The data beneath this task has to be reprinted character for character.

══════════

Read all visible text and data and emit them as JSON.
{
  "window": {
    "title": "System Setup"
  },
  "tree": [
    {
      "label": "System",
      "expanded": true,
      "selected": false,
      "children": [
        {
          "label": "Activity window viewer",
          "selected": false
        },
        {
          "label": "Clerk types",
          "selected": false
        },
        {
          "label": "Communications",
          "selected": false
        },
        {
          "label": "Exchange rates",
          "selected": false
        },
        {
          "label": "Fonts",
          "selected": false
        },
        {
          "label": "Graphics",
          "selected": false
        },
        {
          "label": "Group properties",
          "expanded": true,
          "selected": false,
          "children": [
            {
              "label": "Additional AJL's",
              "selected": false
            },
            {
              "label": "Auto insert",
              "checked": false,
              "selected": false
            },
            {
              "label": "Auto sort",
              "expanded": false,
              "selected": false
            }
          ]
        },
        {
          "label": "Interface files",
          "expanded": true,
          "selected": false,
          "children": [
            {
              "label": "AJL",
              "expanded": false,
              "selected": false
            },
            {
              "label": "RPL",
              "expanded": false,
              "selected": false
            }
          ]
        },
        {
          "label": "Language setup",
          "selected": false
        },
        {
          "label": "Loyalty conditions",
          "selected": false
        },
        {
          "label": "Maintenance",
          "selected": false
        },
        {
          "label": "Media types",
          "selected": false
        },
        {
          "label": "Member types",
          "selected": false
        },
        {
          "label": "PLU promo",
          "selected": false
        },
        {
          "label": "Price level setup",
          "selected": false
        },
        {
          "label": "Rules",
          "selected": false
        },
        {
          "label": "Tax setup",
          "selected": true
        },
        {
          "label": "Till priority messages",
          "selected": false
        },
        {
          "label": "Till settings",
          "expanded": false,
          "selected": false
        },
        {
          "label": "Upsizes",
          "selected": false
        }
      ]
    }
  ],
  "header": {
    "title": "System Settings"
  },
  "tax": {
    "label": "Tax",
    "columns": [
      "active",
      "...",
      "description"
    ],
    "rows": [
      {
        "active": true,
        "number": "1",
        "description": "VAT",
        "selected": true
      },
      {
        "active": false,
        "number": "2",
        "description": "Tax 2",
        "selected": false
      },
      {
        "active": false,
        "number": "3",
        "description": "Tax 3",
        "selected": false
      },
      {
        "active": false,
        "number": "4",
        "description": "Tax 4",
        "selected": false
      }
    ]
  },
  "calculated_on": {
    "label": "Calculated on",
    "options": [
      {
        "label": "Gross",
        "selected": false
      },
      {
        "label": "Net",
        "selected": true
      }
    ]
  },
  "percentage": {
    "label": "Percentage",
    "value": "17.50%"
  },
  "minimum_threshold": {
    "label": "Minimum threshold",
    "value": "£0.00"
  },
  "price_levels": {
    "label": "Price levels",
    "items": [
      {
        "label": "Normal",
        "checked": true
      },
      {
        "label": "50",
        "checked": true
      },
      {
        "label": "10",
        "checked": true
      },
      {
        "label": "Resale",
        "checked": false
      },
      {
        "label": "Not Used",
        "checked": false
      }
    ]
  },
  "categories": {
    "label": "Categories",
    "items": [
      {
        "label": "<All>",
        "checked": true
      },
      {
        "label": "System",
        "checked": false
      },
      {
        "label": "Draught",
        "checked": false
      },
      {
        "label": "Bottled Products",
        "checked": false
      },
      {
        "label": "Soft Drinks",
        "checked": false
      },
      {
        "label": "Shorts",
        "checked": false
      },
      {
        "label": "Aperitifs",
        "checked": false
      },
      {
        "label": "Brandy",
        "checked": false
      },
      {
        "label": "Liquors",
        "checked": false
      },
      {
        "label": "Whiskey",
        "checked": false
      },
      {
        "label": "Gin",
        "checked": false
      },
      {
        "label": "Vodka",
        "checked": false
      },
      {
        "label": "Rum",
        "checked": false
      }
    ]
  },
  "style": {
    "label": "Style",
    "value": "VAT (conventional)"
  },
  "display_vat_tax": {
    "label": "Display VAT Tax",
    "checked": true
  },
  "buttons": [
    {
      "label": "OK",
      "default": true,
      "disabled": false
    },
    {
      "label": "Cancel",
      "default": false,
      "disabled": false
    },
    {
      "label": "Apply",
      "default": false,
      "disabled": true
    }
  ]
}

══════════

[SOLUTION TO THIS EXERCISE]
Read all visible text and data and emit them as JSON.
{
  "window": {
    "title": "System Setup"
  },
  "tree": [
    {
      "label": "System",
      "expanded": true,
      "selected": false,
      "children": [
        {
          "label": "Activity window viewer",
          "selected": false
        },
        {
          "label": "Clerk types",
          "selected": false
        },
        {
          "label": "Communications",
          "selected": false
        },
        {
          "label": "Exchange rates",
          "selected": false
        },
        {
          "label": "Fonts",
          "selected": false
        },
        {
          "label": "Graphics",
          "selected": false
        },
        {
          "label": "Group properties",
          "expanded": true,
          "selected": false,
          "children": [
            {
              "label": "Additional AJL's",
              "selected": false
            },
            {
              "label": "Auto insert",
              "checked": false,
              "selected": false
            },
            {
              "label": "Auto sort",
              "expanded": false,
              "selected": false
            }
          ]
        },
        {
          "label": "Interface files",
          "expanded": true,
          "selected": false,
          "children": [
            {
              "label": "AJL",
              "expanded": false,
              "selected": false
            },
            {
              "label": "RPL",
              "expanded": false,
              "selected": false
            }
          ]
        },
        {
          "label": "Language setup",
          "selected": false
        },
        {
          "label": "Loyalty conditions",
          "selected": false
        },
        {
          "label": "Maintenance",
          "selected": false
        },
        {
          "label": "Media types",
          "selected": false
        },
        {
          "label": "Member types",
          "selected": false
        },
        {
          "label": "PLU promo",
          "selected": false
        },
        {
          "label": "Price level setup",
          "selected": false
        },
        {
          "label": "Rules",
          "selected": false
        },
        {
          "label": "Tax setup",
          "selected": true
        },
        {
          "label": "Till priority messages",
          "selected": false
        },
        {
          "label": "Till settings",
          "expanded": false,
          "selected": false
        },
        {
          "label": "Upsizes",
          "selected": false
        }
      ]
    }
  ],
  "header": {
    "title": "System Settings"
  },
  "tax": {
    "label": "Tax",
    "columns": [
      "active",
      "...",
      "description"
    ],
    "rows": [
      {
        "active": true,
        "number": "1",
        "description": "VAT",
        "selected": true
      },
      {
        "active": false,
        "number": "2",
        "description": "Tax 2",
        "selected": false
      },
      {
        "active": false,
        "number": "3",
        "description": "Tax 3",
        "selected": false
      },
      {
        "active": false,
        "number": "4",
        "description": "Tax 4",
        "selected": false
      }
    ]
  },
  "calculated_on": {
    "label": "Calculated on",
    "options": [
      {
        "label": "Gross",
        "selected": false
      },
      {
        "label": "Net",
        "selected": true
      }
    ]
  },
  "percentage": {
    "label": "Percentage",
    "value": "17.50%"
  },
  "minimum_threshold": {
    "label": "Minimum threshold",
    "value": "£0.00"
  },
  "price_levels": {
    "label": "Price levels",
    "items": [
      {
        "label": "Normal",
        "checked": true
      },
      {
        "label": "50",
        "checked": true
      },
      {
        "label": "10",
        "checked": true
      },
      {
        "label": "Resale",
        "checked": false
      },
      {
        "label": "Not Used",
        "checked": false
      }
    ]
  },
  "categories": {
    "label": "Categories",
    "items": [
      {
        "label": "<All>",
        "checked": true
      },
      {
        "label": "System",
        "checked": false
      },
      {
        "label": "Draught",
        "checked": false
      },
      {
        "label": "Bottled Products",
        "checked": false
      },
      {
        "label": "Soft Drinks",
        "checked": false
      },
      {
        "label": "Shorts",
        "checked": false
      },
      {
        "label": "Aperitifs",
        "checked": false
      },
      {
        "label": "Brandy",
        "checked": false
      },
      {
        "label": "Liquors",
        "checked": false
      },
      {
        "label": "Whiskey",
        "checked": false
      },
      {
        "label": "Gin",
        "checked": false
      },
      {
        "label": "Vodka",
        "checked": false
      },
      {
        "label": "Rum",
        "checked": false
      }
    ]
  },
  "style": {
    "label": "Style",
    "value": "VAT (conventional)"
  },
  "display_vat_tax": {
    "label": "Display VAT Tax",
    "checked": true
  },
  "buttons": [
    {
      "label": "OK",
      "default": true,
      "disabled": false
    },
    {
      "label": "Cancel",
      "default": false,
      "disabled": false
    },
    {
      "label": "Apply",
      "default": false,
      "disabled": true
    }
  ]
}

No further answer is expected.